TRY IT — Wherever the string "play" appears in the entries below, return the line that holds it.

Records excerpted from a collection —
_ _ _ _ _
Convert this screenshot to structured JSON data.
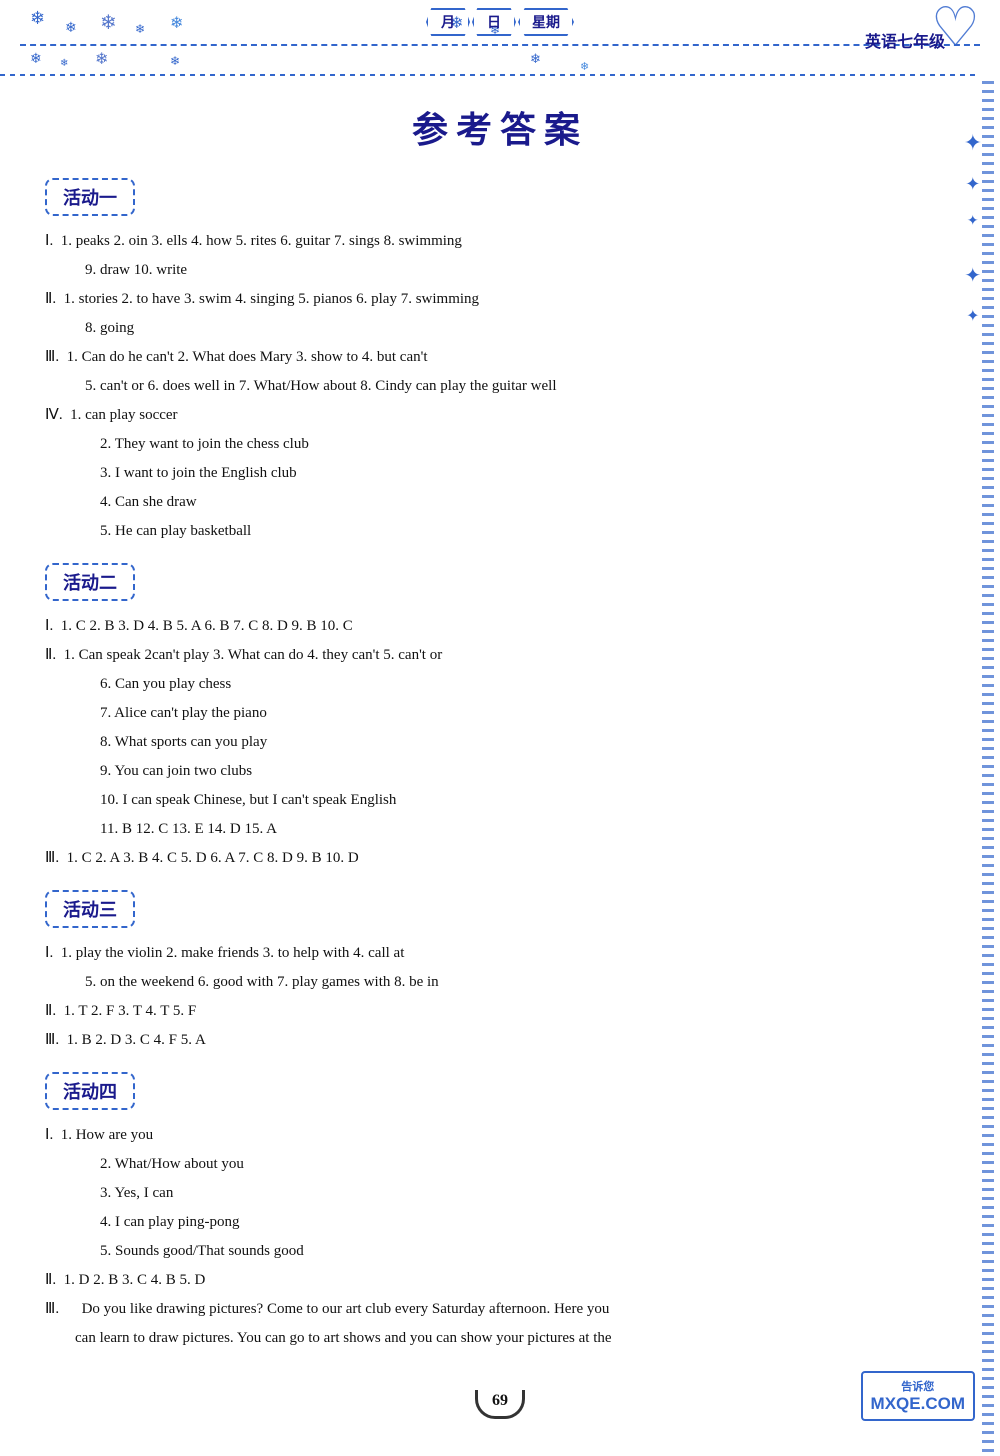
{
  "header": {
    "month_label": "月",
    "day_label": "日",
    "week_label": "星期",
    "subject": "英语七年级",
    "deco_stars": [
      "❄",
      "❄",
      "❄",
      "❄",
      "❄",
      "❄",
      "❄",
      "❄"
    ]
  },
  "page_title": "参考答案",
  "sections": [
    {
      "name": "活动一",
      "parts": [
        {
          "roman": "Ⅰ",
          "lines": [
            "1. peaks  2. oin  3. ells  4. how  5. rites  6. guitar  7. sings  8. swimming",
            "9. draw  10. write"
          ]
        },
        {
          "roman": "Ⅱ",
          "lines": [
            "1. stories  2. to have  3. swim  4. singing  5. pianos  6. play  7. swimming",
            "8. going"
          ]
        },
        {
          "roman": "Ⅲ",
          "lines": [
            "1. Can  do  he  can't  2. What  does  Mary  3. show  to  4. but  can't",
            "5. can't  or  6. does  well  in  7. What/How  about  8. Cindy can play the guitar well"
          ]
        },
        {
          "roman": "Ⅳ",
          "lines": [
            "1. can play soccer",
            "2. They want to join the chess club",
            "3. I want to join the English club",
            "4. Can she draw",
            "5. He can play basketball"
          ],
          "indent": true
        }
      ]
    },
    {
      "name": "活动二",
      "parts": [
        {
          "roman": "Ⅰ",
          "lines": [
            "1. C  2. B  3. D  4. B  5. A  6. B  7. C  8. D  9. B  10. C"
          ]
        },
        {
          "roman": "Ⅱ",
          "lines": [
            "1. Can  speak  2can't  play  3. What  can  do  4. they  can't  5. can't  or",
            "6. Can you play chess",
            "7. Alice can't play the piano",
            "8. What sports can you play",
            "9. You can join two clubs",
            "10. I can speak Chinese, but I can't speak English",
            "11. B  12. C  13. E  14. D  15. A"
          ],
          "indent_from": 1
        },
        {
          "roman": "Ⅲ",
          "lines": [
            "1. C  2. A  3. B  4. C  5. D  6. A  7. C  8. D  9. B  10. D"
          ]
        }
      ]
    },
    {
      "name": "活动三",
      "parts": [
        {
          "roman": "Ⅰ",
          "lines": [
            "1. play  the  violin  2. make  friends  3. to  help  with  4. call  at",
            "5. on  the  weekend  6. good  with  7. play  games  with  8. be  in"
          ]
        },
        {
          "roman": "Ⅱ",
          "lines": [
            "1. T  2. F  3. T  4. T  5. F"
          ]
        },
        {
          "roman": "Ⅲ",
          "lines": [
            "1. B  2. D  3. C  4. F  5. A"
          ]
        }
      ]
    },
    {
      "name": "活动四",
      "parts": [
        {
          "roman": "Ⅰ",
          "lines": [
            "1. How are you",
            "2. What/How about you",
            "3. Yes, I can",
            "4. I can play ping-pong",
            "5. Sounds good/That sounds good"
          ],
          "indent": true
        },
        {
          "roman": "Ⅱ",
          "lines": [
            "1. D  2. B  3. C  4. B  5. D"
          ]
        },
        {
          "roman": "Ⅲ",
          "lines": [
            "Do you like drawing pictures? Come to our art club every Saturday afternoon.  Here you",
            "can learn to draw pictures.  You can go to art shows and you can show your pictures at the"
          ],
          "paragraph": true
        }
      ]
    }
  ],
  "footer": {
    "page_num": "69",
    "watermark_top": "告诉您",
    "watermark_url": "MXQE.COM"
  }
}
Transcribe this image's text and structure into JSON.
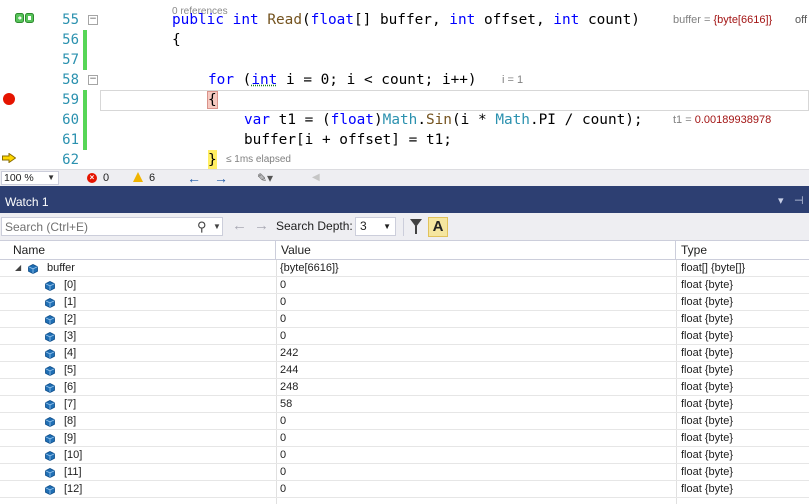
{
  "editor": {
    "code_lens": "0 references",
    "lines": [
      {
        "num": "55",
        "kind": "signature"
      },
      {
        "num": "56",
        "kind": "open_brace"
      },
      {
        "num": "57",
        "kind": "blank"
      },
      {
        "num": "58",
        "kind": "for"
      },
      {
        "num": "59",
        "kind": "open_brace_hl"
      },
      {
        "num": "60",
        "kind": "assign"
      },
      {
        "num": "61",
        "kind": "buffer_assign"
      },
      {
        "num": "62",
        "kind": "close_brace"
      }
    ],
    "code": {
      "kw_public": "public",
      "kw_int": "int",
      "read": "Read",
      "sig_open": "(",
      "kw_float": "float",
      "sig_arr": "[] buffer, ",
      "kw_int2": "int",
      "sig_offset": " offset, ",
      "kw_int3": "int",
      "sig_count": " count)",
      "open_brace": "{",
      "kw_for": "for",
      "for_open": " (",
      "kw_int_for": "int",
      "for_rest": " i = 0; i < count; i++)",
      "kw_var": "var",
      "assign_a": " t1 = (",
      "kw_float2": "float",
      "assign_b": ")",
      "math1": "Math",
      "dot1": ".",
      "sin": "Sin",
      "assign_c": "(i * ",
      "math2": "Math",
      "assign_d": ".PI / count);",
      "buffer_line": "buffer[i + offset] = t1;",
      "close_brace": "}"
    },
    "hints": {
      "buffer_label": "buffer = ",
      "buffer_value": "{byte[6616]}",
      "off_text": "off",
      "i_hint": "i = 1",
      "t1_label": "t1 = ",
      "t1_value": "0.00189938978",
      "elapsed": "≤ 1ms elapsed"
    },
    "status": {
      "zoom": "100 %",
      "errors": "0",
      "warnings": "6"
    }
  },
  "watch": {
    "title": "Watch 1",
    "search_placeholder": "Search (Ctrl+E)",
    "depth_label": "Search Depth:",
    "depth_value": "3",
    "hex_button": "A",
    "columns": {
      "name": "Name",
      "value": "Value",
      "type": "Type"
    },
    "rows": [
      {
        "name": "buffer",
        "value": "{byte[6616]}",
        "type": "float[] {byte[]}",
        "expanded": true,
        "child": false
      },
      {
        "name": "[0]",
        "value": "0",
        "type": "float {byte}",
        "child": true
      },
      {
        "name": "[1]",
        "value": "0",
        "type": "float {byte}",
        "child": true
      },
      {
        "name": "[2]",
        "value": "0",
        "type": "float {byte}",
        "child": true
      },
      {
        "name": "[3]",
        "value": "0",
        "type": "float {byte}",
        "child": true
      },
      {
        "name": "[4]",
        "value": "242",
        "type": "float {byte}",
        "child": true
      },
      {
        "name": "[5]",
        "value": "244",
        "type": "float {byte}",
        "child": true
      },
      {
        "name": "[6]",
        "value": "248",
        "type": "float {byte}",
        "child": true
      },
      {
        "name": "[7]",
        "value": "58",
        "type": "float {byte}",
        "child": true
      },
      {
        "name": "[8]",
        "value": "0",
        "type": "float {byte}",
        "child": true
      },
      {
        "name": "[9]",
        "value": "0",
        "type": "float {byte}",
        "child": true
      },
      {
        "name": "[10]",
        "value": "0",
        "type": "float {byte}",
        "child": true
      },
      {
        "name": "[11]",
        "value": "0",
        "type": "float {byte}",
        "child": true
      },
      {
        "name": "[12]",
        "value": "0",
        "type": "float {byte}",
        "child": true
      }
    ]
  },
  "colors": {
    "accent_title": "#2d3f72",
    "breakpoint": "#e51400",
    "keyword": "#0000ff",
    "type": "#2b91af",
    "change_bar": "#57d657"
  }
}
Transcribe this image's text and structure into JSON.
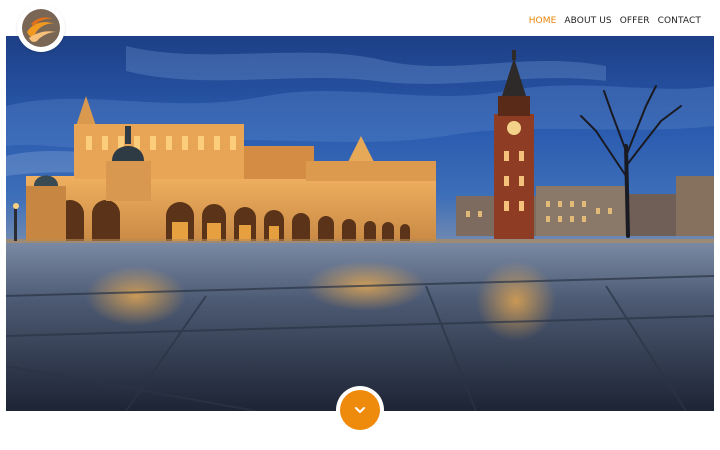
{
  "logo": {
    "icon": "brand-swirl-logo"
  },
  "nav": {
    "items": [
      {
        "label": "HOME",
        "active": true
      },
      {
        "label": "ABOUT US",
        "active": false
      },
      {
        "label": "OFFER",
        "active": false
      },
      {
        "label": "CONTACT",
        "active": false
      }
    ]
  },
  "hero": {
    "icon": "market-square-night-photo"
  },
  "scroll": {
    "icon": "chevron-down-icon"
  },
  "colors": {
    "accent": "#ee8a0c",
    "text": "#222222",
    "background": "#ffffff"
  }
}
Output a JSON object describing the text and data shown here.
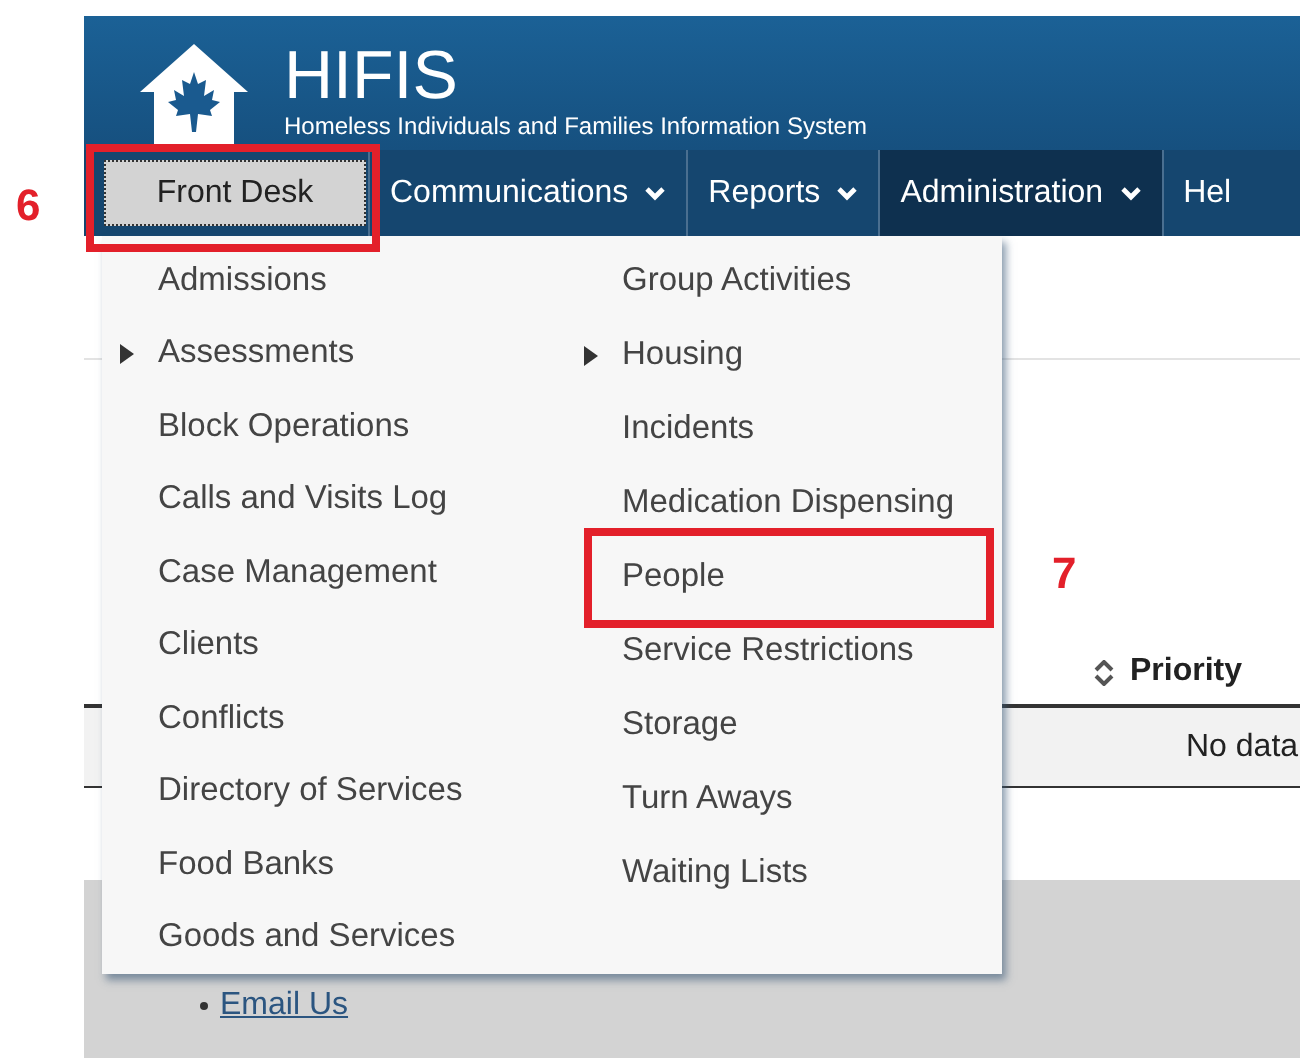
{
  "header": {
    "title": "HIFIS",
    "subtitle": "Homeless Individuals and Families Information System"
  },
  "nav": [
    {
      "label": "Front Desk",
      "selected": true,
      "has_menu": false
    },
    {
      "label": "Communications",
      "selected": false,
      "has_menu": true
    },
    {
      "label": "Reports",
      "selected": false,
      "has_menu": true
    },
    {
      "label": "Administration",
      "selected": false,
      "has_menu": true
    },
    {
      "label": "Hel",
      "selected": false,
      "has_menu": false
    }
  ],
  "menu": {
    "columns": [
      [
        {
          "label": "Admissions",
          "has_submenu": false,
          "highlighted": false
        },
        {
          "label": "Assessments",
          "has_submenu": true,
          "highlighted": false
        },
        {
          "label": "Block Operations",
          "has_submenu": false,
          "highlighted": false
        },
        {
          "label": "Calls and Visits Log",
          "has_submenu": false,
          "highlighted": false
        },
        {
          "label": "Case Management",
          "has_submenu": false,
          "highlighted": false
        },
        {
          "label": "Clients",
          "has_submenu": false,
          "highlighted": false
        },
        {
          "label": "Conflicts",
          "has_submenu": false,
          "highlighted": false
        },
        {
          "label": "Directory of Services",
          "has_submenu": false,
          "highlighted": false
        },
        {
          "label": "Food Banks",
          "has_submenu": false,
          "highlighted": false
        },
        {
          "label": "Goods and Services",
          "has_submenu": false,
          "highlighted": false
        }
      ],
      [
        {
          "label": "Group Activities",
          "has_submenu": false,
          "highlighted": false
        },
        {
          "label": "Housing",
          "has_submenu": true,
          "highlighted": false
        },
        {
          "label": "Incidents",
          "has_submenu": false,
          "highlighted": false
        },
        {
          "label": "Medication Dispensing",
          "has_submenu": false,
          "highlighted": false
        },
        {
          "label": "People",
          "has_submenu": false,
          "highlighted": true
        },
        {
          "label": "Service Restrictions",
          "has_submenu": false,
          "highlighted": false
        },
        {
          "label": "Storage",
          "has_submenu": false,
          "highlighted": false
        },
        {
          "label": "Turn Aways",
          "has_submenu": false,
          "highlighted": false
        },
        {
          "label": "Waiting Lists",
          "has_submenu": false,
          "highlighted": false
        }
      ]
    ]
  },
  "callouts": [
    {
      "label": "6"
    },
    {
      "label": "7"
    }
  ],
  "table": {
    "columns": [
      {
        "label": "Priority",
        "sortable": true
      }
    ],
    "empty_text": "No data"
  },
  "footer": {
    "links": [
      "Email Us"
    ]
  }
}
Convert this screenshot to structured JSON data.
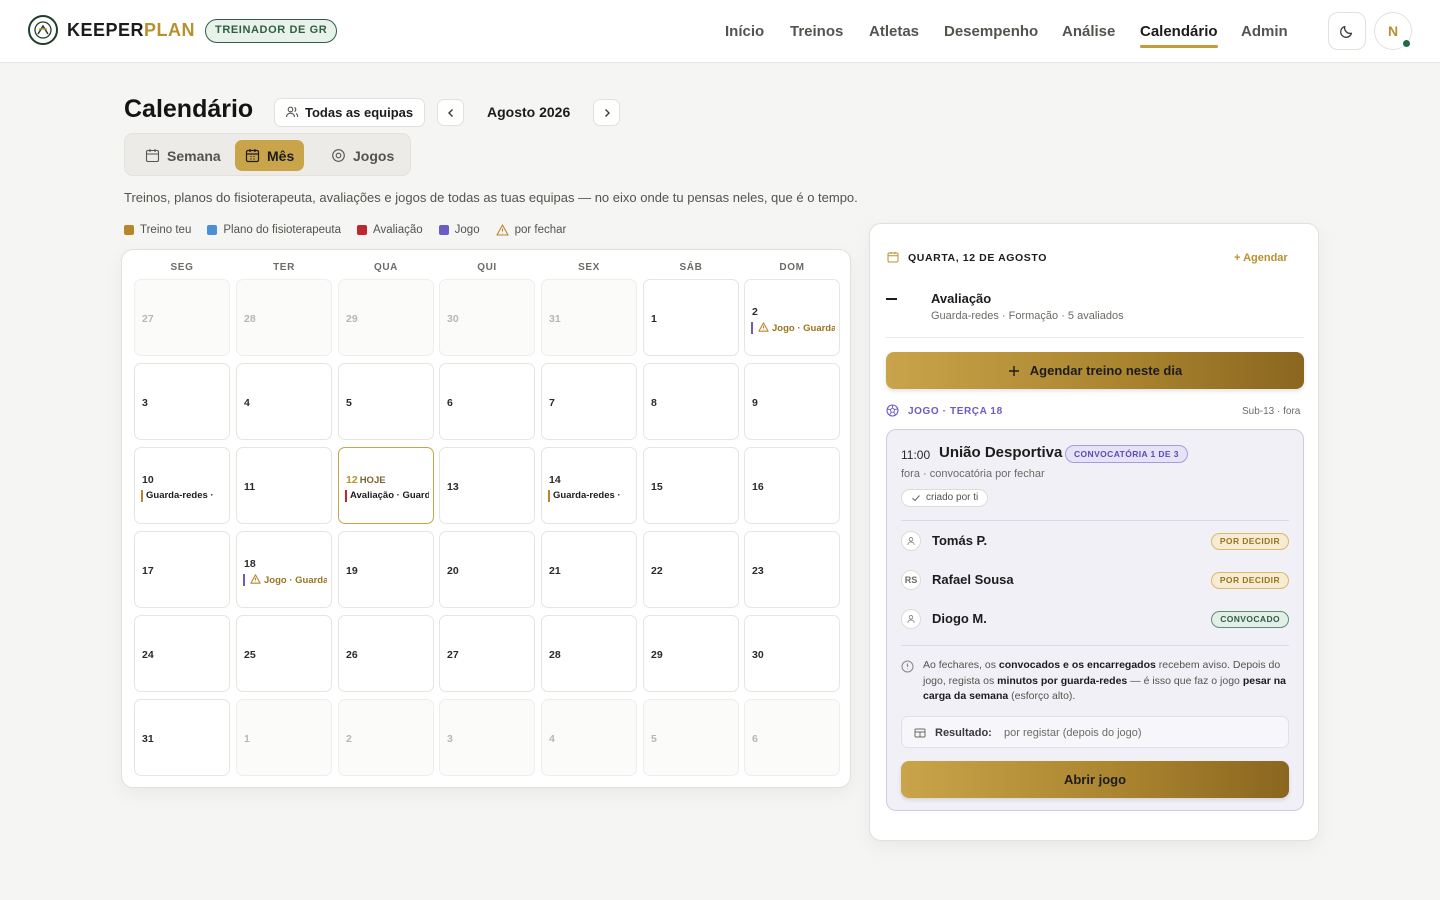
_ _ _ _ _
COMPLETED TASK —
            "1. stories  2. to have  3. swim  4. singing  5. pianos  6. play  7. swimming",
            "5. can't  or  6. does  well  in  7. What/How  about  8. Cindy can play the guitar well"
            "1. can play soccer",
            "5. He can play basketball"
            "1. Can  speak  2can't  play  3. What  can  do  4. they  can't  5. can't  or",
            "6. Can you play chess",
            "7. Alice can't play the piano",
            "8. What sports can you play",
            "1. play  the  violin  2. make  friends  3. to  help  with  4. call  at",
            "5. on  the  weekend  6. good  with  7. play  games  with  8. be  in"
            "4. I can play ping-pong",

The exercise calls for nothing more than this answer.